**WORK TASK**
Out of the data below, copy every line with the string "JSON".

**Items from an interface collection**
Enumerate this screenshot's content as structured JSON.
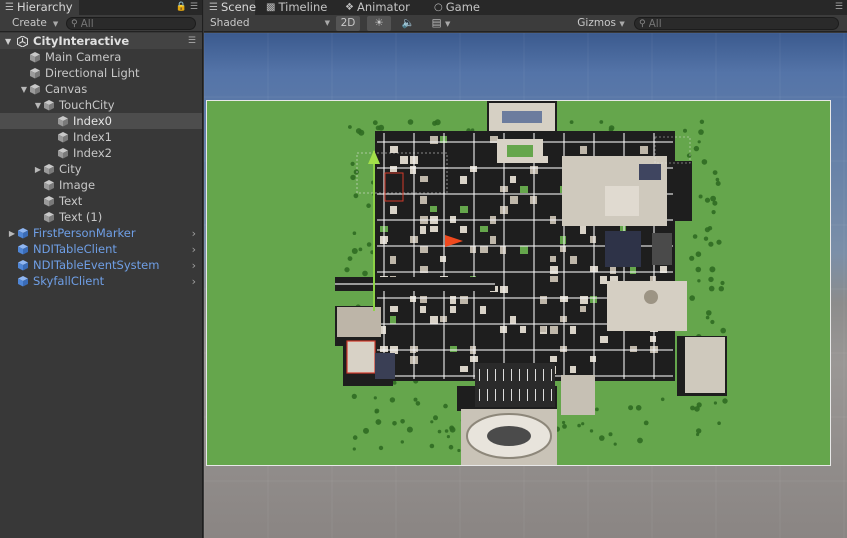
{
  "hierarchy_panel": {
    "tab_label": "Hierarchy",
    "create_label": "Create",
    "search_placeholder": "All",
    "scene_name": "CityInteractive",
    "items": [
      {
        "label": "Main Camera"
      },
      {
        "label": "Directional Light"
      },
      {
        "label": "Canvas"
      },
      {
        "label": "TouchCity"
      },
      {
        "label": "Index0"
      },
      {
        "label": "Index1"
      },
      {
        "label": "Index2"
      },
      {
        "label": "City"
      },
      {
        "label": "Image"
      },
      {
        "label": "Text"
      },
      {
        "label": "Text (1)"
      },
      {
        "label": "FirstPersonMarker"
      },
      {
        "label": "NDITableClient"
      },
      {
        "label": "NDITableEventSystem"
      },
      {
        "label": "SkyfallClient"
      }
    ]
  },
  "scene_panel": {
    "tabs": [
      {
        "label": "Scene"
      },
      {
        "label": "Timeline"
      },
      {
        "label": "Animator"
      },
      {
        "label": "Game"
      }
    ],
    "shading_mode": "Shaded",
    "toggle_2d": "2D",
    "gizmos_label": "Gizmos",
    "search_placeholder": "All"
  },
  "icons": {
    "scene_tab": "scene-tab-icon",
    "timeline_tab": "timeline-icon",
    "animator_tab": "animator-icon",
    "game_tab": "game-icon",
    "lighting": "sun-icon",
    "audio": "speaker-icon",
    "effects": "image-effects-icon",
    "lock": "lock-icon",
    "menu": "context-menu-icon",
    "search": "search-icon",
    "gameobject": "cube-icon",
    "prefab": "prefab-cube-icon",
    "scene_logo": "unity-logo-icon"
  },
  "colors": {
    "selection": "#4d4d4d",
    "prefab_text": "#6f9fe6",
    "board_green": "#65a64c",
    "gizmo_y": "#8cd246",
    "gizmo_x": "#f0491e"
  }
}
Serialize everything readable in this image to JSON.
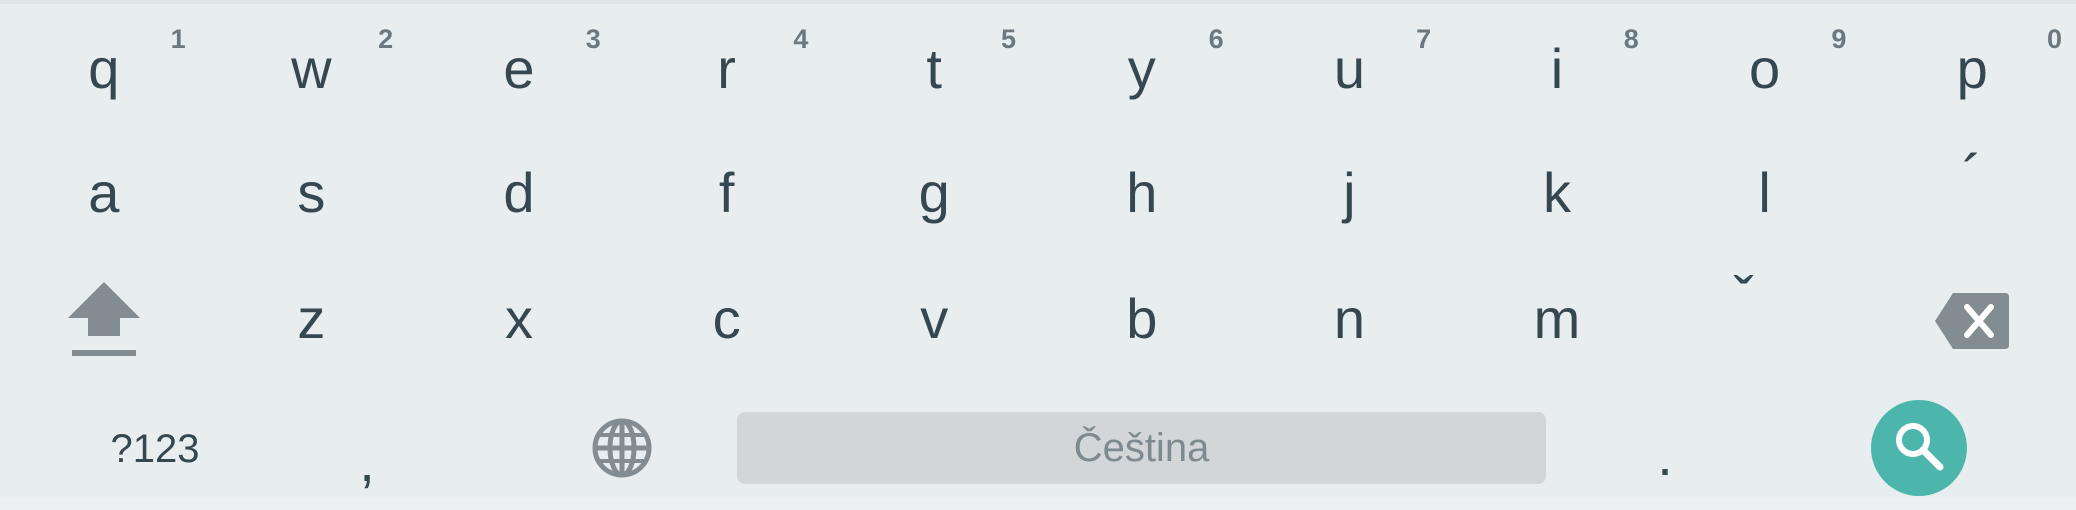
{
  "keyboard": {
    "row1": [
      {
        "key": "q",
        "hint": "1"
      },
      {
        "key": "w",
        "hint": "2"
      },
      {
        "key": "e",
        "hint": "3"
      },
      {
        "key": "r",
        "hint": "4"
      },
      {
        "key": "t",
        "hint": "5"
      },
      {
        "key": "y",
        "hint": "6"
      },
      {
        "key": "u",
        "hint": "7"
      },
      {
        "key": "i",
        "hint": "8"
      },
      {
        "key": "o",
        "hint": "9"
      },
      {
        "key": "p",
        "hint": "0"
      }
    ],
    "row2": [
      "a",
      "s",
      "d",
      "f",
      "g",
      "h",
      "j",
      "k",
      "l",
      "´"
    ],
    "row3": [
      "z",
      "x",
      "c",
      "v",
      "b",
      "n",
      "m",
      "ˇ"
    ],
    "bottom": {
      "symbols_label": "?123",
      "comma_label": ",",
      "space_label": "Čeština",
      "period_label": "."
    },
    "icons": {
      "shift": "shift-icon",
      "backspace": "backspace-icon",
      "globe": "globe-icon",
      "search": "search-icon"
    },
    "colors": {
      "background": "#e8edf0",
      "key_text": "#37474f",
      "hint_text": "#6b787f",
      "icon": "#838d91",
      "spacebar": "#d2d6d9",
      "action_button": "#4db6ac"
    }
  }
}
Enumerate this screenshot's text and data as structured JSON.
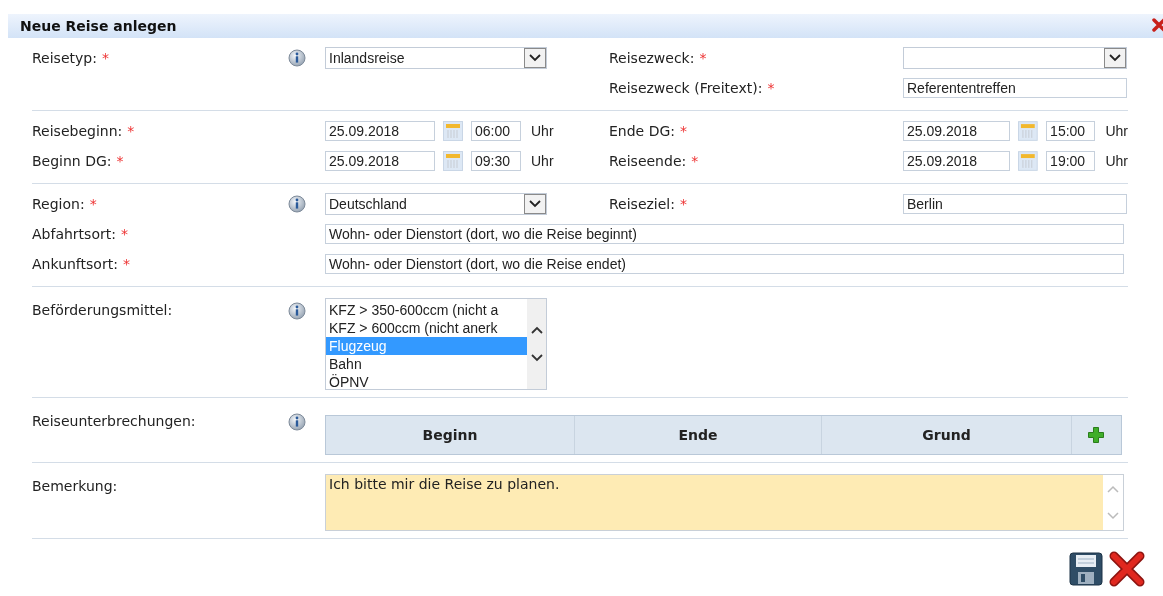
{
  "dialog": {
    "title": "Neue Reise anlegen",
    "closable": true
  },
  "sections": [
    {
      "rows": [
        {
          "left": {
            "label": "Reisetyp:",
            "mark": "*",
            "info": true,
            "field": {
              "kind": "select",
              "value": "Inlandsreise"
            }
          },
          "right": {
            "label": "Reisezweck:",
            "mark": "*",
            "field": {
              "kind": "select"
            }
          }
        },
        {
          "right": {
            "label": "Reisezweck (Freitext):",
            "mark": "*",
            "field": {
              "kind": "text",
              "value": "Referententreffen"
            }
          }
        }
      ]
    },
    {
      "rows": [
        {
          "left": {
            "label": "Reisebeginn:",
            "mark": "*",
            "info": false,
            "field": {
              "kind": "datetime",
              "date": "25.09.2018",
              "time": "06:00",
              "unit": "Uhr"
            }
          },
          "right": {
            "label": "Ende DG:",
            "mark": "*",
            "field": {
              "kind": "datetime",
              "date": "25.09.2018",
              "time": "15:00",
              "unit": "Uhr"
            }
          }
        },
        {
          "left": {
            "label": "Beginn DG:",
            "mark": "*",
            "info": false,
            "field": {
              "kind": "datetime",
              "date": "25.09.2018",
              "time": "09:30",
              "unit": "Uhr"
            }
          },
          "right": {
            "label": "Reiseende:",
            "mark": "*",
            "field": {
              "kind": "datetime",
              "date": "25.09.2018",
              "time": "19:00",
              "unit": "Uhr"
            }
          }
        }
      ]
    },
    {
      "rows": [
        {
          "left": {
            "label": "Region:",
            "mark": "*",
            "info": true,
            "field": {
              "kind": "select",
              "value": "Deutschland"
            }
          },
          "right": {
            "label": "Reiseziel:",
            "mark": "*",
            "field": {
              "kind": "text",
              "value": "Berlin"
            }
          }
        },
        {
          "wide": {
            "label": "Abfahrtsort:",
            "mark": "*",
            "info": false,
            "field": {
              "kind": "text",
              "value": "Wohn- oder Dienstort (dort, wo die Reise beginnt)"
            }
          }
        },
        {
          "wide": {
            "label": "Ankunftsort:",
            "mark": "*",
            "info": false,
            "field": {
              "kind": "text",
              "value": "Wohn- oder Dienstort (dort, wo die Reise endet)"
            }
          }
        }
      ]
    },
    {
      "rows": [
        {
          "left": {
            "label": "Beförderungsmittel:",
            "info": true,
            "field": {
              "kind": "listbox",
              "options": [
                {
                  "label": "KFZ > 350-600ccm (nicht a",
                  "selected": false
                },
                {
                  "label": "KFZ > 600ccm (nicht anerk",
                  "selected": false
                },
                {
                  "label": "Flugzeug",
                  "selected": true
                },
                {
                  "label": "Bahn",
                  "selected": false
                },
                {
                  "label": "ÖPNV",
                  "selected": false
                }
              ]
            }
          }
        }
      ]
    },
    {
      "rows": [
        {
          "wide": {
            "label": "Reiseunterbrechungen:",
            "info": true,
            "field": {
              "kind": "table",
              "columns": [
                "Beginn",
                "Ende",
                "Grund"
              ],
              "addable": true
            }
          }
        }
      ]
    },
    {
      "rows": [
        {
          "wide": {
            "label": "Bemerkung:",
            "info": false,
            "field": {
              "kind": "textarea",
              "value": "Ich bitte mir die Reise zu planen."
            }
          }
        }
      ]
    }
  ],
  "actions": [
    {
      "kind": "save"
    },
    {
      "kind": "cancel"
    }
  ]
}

**REPLY TO THE EXERCISE**
Enumerate this screenshot's content as structured JSON.
Serialize everything readable in this image to JSON.
Enumerate this screenshot's text and data as structured JSON.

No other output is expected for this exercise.